The setup is simple and straightforward. An office full of employees is trapped and forced into a psychological experiment in which they are forced to eliminate one another in order to survive. Blatantly derivative of Battle Royale, influences from The Purge and The Condemned can definitely be felt throughout. However, loftier social commentary like films about the Stanford prison experiment remained out of reach. Painfully unoriginal, the burden of success with a project like this was on the execution. It was never a matter of if these characters were going to die, only when and, most importantly, how. Creative kills are what the audience is there to see, similar to how The Walking Dead showcases new and inventive zombie kills week-by-week, and this movie missed the mark there as well. Sure, there were a couple good moments but the majority were completely uninspired.
Greg McLean directed this movie backed by a James Gunn script. McLean has his roots in horror as writer/director of the Wolf Creek franchise and Gunn has been in high demand since his success with Guardians of the Galaxy, so it seemed like a winning combination on paper.

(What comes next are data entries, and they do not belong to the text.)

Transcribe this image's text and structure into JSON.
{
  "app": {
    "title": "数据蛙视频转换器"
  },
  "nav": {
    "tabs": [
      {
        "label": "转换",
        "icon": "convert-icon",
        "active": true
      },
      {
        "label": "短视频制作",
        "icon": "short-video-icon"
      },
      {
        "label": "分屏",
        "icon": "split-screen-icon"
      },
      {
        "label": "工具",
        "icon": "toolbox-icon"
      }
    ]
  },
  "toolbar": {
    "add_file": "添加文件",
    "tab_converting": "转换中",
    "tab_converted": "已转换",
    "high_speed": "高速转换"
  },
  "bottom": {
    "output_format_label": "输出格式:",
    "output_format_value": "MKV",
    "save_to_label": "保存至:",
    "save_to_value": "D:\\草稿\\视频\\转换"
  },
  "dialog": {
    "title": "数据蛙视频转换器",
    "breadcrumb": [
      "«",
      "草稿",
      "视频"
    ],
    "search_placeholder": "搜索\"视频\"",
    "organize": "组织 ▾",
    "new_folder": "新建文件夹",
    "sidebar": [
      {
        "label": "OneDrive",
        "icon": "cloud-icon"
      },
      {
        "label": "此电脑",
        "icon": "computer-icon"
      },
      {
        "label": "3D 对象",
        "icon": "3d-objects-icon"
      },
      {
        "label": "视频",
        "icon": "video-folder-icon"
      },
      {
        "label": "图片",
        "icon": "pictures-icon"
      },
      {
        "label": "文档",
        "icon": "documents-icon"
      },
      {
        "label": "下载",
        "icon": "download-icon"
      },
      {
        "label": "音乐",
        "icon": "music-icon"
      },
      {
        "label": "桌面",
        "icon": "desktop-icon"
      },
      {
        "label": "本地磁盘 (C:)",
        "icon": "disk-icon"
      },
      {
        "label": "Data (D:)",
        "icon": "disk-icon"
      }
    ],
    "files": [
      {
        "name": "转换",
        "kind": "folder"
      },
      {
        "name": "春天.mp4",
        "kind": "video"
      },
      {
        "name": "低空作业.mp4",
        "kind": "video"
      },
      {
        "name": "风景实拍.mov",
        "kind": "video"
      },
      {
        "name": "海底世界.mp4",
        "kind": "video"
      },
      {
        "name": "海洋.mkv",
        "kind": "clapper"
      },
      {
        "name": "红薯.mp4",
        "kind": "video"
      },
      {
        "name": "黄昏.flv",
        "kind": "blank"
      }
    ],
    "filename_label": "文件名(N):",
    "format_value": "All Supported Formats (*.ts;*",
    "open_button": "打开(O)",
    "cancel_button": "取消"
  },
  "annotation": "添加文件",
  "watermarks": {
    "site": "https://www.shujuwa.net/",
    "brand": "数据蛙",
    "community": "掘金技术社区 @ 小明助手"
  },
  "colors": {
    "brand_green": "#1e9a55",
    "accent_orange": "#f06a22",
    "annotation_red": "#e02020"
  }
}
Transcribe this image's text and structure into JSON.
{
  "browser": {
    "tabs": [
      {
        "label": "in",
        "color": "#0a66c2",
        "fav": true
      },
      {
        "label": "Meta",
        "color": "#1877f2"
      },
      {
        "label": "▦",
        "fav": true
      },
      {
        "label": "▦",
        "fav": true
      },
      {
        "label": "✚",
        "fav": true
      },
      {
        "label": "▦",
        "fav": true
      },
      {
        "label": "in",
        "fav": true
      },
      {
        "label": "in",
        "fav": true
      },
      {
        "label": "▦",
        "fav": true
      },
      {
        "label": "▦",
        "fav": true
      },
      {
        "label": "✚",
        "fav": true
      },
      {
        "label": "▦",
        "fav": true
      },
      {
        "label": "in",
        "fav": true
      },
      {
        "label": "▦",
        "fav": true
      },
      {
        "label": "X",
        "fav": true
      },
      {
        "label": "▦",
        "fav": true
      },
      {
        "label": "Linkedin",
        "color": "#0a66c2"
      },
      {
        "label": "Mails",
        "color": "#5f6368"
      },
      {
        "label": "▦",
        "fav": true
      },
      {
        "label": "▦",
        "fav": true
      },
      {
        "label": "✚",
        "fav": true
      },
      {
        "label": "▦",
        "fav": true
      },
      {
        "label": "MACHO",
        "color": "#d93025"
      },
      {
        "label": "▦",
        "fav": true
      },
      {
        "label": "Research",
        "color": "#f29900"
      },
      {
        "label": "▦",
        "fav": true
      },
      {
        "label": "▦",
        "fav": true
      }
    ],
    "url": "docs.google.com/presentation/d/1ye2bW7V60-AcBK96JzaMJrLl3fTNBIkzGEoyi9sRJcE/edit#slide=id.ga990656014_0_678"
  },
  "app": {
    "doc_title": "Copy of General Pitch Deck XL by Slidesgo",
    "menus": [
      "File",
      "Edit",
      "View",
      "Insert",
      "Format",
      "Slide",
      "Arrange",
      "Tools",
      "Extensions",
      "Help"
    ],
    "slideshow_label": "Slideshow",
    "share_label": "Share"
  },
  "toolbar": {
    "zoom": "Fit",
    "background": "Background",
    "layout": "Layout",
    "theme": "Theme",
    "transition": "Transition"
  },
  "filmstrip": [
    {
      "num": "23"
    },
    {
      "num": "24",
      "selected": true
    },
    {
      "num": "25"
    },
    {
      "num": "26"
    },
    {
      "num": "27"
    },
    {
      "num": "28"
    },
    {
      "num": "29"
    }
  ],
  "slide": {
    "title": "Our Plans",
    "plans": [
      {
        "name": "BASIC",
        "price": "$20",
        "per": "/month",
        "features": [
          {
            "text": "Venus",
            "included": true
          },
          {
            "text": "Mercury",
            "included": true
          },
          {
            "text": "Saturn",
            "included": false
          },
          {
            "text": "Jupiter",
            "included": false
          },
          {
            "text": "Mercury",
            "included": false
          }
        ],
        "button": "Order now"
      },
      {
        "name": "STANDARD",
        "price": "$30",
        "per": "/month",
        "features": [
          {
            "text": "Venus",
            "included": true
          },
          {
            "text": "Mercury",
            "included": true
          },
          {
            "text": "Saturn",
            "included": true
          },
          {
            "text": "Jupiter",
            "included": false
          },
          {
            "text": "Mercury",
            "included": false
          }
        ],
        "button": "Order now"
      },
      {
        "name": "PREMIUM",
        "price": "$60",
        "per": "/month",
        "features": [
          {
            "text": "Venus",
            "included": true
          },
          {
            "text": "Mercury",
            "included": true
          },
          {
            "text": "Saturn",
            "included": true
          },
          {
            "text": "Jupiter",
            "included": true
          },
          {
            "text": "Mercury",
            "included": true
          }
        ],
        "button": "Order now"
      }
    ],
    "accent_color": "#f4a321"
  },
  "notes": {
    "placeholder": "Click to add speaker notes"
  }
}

Unfortunately, the lack of character development inherent in the script left little for McLean to work with and the 88-minute runtime didn’t leave much room for it anyway. I’m hesitant to say that either of them did a poor job, but things just didn’t work out well.
The cast, on the other hand, is great. Marisol Roncali and Mary Vernieu have several high profile titles under their respective belts and that experience went a long way in casting a well rounded group filled with familiar faces and new talent. John Gallagher Jr. took the lead role as Mike, a mid-level management type in a short sleeve shirt with a tie. He does a good job playing the moral compass, as he usually does, but isn’t believable as the lead. Opposite Gallagher is Adria Arjona as Leandra, Mike’s girlfriend and round-about boss. She’s unarguably stunning and further undermine Gallagher’s believability as her love interest. More than just a pretty face, she put up a good showing with some attitude and her stock will probably rise the most from this movie.
The supporting cast is exceptional, with plenty of familiar faces, but a few stand out. Tony Goldwyn plays Barry Norris, the COO and seemingly well to do boss at the Bogota, Colombia branch of Belko Industries. In a pitch perfect performance, Goldwyn plays a magnificent asshole. A throwback to his loathsome character in Ghost. Alongside him is John C. McGinley playing the lecherous office pervert Wendell Dukes, instantly creepy and equally unlikeable as he lusts after Leandra. Rounding out the supporting triad is Michael Rooker. He plays Bud, a maintenance man mentoring a young and easily spooked apprentice. Rooker plays the good guy as easily as he does the villain, it’s just a shame he wasn’t utilized better in this film.
On the bright side, this movie is very well shot. Cinematographer Luis David Sansans did a particularly good job with framing. Almost the entirety of the film takes place inside this office building, but Sansans managed to maximize the visual aspects of the sets and avoid redundancy wherever possible. He also used a lot of really cool close-ups to break up the monotony of the office interior and identify each of the characters. In combination with the music selection, this makes for some well put together sequences. Tyler Bates had worked with Gunn previously on Guardians of the Galaxy, where the soundtrack was an essential element of the film’s success, so it’s no surprise why he was brought on. The use of familiar hits recorded in Spanish to overlay the action sequences created an entertaining juxtaposition.
The special effects team under Daniel Cordero really had some fun here as well. The practical effects in some of the most graphic kill scenes were very well done. Unfortunately, the meat (pardon the pun) of the best effects work were buried by quick cuts made in the editing room rather than showcased.
Overall, it wasn’t terrible. I’ve seen plenty of worse offerings, especially in the horror genre, over the past decade. It just doesn’t play to its strengths and doesn’t offer anything in the way of resolution, leaving the audience to ponder why they just watched it.
Recommendation: Don’t waste your money on this one unless you can catch it at a discount. There are plenty of films, currently in theaters, worth checking out. If you’re really in the mood for a horror movie you haven’t seen, take a look at some of these offerings on streaming.